What to produce >>
Your reply should be made up of every line in the records below that holds the string "correct".

======== Records for the task

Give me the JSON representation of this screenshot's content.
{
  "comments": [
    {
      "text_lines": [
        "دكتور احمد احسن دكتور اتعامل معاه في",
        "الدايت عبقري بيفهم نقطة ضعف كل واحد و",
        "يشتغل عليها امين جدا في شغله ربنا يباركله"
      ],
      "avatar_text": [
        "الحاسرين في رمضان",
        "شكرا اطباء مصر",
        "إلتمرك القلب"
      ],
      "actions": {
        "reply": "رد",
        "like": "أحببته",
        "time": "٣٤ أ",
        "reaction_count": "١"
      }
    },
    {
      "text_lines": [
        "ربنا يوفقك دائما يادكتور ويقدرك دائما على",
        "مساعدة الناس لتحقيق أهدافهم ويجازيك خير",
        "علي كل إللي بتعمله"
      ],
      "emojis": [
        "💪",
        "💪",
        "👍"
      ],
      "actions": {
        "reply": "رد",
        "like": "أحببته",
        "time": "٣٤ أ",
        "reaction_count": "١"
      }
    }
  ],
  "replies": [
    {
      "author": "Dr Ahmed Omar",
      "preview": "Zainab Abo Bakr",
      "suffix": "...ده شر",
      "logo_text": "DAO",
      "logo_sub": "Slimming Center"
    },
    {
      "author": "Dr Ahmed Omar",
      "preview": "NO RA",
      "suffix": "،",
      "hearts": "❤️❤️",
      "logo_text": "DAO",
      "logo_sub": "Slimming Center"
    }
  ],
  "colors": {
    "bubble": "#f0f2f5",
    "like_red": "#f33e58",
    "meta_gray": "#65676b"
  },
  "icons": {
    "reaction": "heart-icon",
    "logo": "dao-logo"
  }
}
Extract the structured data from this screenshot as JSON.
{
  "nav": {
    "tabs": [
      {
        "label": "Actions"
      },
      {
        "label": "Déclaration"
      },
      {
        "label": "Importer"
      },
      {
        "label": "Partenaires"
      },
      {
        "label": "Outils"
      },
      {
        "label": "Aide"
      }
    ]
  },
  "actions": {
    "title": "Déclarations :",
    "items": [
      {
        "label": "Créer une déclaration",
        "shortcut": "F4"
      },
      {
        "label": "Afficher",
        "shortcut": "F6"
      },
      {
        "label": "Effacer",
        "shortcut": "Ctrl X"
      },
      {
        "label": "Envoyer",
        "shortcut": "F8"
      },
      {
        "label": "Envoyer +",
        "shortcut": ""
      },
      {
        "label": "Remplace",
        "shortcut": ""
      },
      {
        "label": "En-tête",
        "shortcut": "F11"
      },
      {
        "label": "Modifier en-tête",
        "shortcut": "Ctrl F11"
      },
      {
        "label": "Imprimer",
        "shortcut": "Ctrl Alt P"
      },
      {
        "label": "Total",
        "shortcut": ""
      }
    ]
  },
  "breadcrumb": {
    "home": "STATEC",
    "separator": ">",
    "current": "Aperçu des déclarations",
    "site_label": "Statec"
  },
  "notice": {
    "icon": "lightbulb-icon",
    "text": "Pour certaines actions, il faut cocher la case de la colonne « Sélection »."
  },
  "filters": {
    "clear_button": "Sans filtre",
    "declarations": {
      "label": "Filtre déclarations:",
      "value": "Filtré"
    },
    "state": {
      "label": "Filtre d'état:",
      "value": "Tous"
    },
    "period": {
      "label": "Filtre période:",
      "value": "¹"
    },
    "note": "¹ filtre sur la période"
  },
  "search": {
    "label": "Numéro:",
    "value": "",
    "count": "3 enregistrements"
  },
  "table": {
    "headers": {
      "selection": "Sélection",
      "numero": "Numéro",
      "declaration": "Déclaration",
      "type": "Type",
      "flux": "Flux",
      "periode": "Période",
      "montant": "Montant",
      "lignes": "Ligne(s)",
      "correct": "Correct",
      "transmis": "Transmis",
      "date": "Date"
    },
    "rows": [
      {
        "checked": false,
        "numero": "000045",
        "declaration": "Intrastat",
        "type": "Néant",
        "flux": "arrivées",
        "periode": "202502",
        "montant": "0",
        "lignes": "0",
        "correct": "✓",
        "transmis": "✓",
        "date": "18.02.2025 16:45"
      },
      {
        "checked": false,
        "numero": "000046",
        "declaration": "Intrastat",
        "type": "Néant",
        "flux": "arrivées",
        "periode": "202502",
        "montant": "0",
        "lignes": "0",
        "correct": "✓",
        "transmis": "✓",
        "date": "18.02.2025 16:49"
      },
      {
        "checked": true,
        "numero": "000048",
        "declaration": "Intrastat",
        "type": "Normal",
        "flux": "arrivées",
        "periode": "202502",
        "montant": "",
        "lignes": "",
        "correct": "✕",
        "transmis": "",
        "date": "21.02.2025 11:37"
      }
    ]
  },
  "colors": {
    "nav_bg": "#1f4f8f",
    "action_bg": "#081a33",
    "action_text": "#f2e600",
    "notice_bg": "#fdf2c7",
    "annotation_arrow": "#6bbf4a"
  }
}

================

Solution for this problem >>
      "correct": "Correct",
        "correct": "✓",
        "correct": "✓",
        "correct": "✕",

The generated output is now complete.